- a shrub, Hamamelis virginiana, of eastern North America, having toothed, egg-shaped leaves and small, yellow flowers.Compare witch hazel family.
- a liquid extraction from the leaves or bark of this plant mixed with water and alcohol, used externally as a liniment for inflammations and bruises and as an astringent.
Origin of witch hazel
Examples from the Web for witch hazel
Historical Examples of witch hazel
“You can get the witch-hazel and bathe this lamp of mine,” grimly.The Place of Honeymoons
The Witch-hazel you buy in the drugstores, is made out of the bark of this tree.
In the Witch-hazel has been found a soothing balm for many an ache and pain.
You ought to see the witch-hazel bush in blossom late in November.The Fall of the Year
Dallas Lore Sharp
October is not the month of flowers, even if it does claim the witch-hazel for its own.Wild Life Near Home
Dallas Lore Sharp
- any of several trees and shrubs of the genus Hamamelis, esp H. virginiana, of North America, having ornamental yellow flowers and medicinal properties: family Hamamelidaceae
- an astringent medicinal solution containing an extract of the bark and leaves of H. virginiana, applied to treat bruises, inflammation, etc
Word Origin and History for witch hazel
1540s, probably from Old English wice "wych-elm" (from wican "to bend") + hæsel, used for any bush of the pine family. The North American bush, from which a soothing lotion is made, was so called from 1670s.
- Any of several deciduous shrubs or small trees of the genus Hamamelis, especially H. virginiana, of eastern North America, having yellow flowers that bloom in late autumn or winter.

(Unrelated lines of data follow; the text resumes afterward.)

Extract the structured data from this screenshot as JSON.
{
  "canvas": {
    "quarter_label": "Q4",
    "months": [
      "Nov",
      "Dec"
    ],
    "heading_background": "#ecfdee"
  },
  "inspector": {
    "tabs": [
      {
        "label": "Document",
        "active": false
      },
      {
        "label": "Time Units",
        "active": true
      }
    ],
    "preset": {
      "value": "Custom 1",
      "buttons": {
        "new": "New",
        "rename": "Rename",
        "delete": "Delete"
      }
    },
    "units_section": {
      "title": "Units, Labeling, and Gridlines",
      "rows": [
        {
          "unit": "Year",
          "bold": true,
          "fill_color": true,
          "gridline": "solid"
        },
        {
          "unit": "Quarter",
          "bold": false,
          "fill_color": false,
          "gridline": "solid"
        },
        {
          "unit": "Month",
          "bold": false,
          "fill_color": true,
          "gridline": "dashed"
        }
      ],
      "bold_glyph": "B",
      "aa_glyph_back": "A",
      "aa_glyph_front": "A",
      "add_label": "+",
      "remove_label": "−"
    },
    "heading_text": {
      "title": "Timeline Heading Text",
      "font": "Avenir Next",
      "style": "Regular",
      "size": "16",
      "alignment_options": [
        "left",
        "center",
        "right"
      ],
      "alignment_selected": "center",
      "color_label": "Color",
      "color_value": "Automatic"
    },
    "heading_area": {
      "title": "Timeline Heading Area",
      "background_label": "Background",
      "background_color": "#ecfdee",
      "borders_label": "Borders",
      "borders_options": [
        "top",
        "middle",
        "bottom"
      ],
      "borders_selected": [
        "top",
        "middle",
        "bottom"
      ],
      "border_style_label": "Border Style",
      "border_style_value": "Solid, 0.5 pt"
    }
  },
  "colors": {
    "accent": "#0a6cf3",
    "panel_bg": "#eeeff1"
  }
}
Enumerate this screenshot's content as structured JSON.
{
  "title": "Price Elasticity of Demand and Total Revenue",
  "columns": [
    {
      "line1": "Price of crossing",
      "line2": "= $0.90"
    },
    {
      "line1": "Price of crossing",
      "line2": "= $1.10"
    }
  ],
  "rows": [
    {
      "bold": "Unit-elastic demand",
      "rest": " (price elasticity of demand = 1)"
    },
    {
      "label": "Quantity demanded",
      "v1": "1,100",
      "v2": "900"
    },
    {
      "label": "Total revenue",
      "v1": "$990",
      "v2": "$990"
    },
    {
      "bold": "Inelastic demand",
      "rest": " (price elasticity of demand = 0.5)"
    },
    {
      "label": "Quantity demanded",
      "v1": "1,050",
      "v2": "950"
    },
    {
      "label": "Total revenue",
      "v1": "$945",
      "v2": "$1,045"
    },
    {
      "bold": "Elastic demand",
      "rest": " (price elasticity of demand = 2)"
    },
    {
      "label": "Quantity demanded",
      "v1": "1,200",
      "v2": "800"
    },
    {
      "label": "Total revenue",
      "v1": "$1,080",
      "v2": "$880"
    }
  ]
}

- An alcoholic solution containing an extract of the bark and leaves of this plant, applied externally as a mild astringent.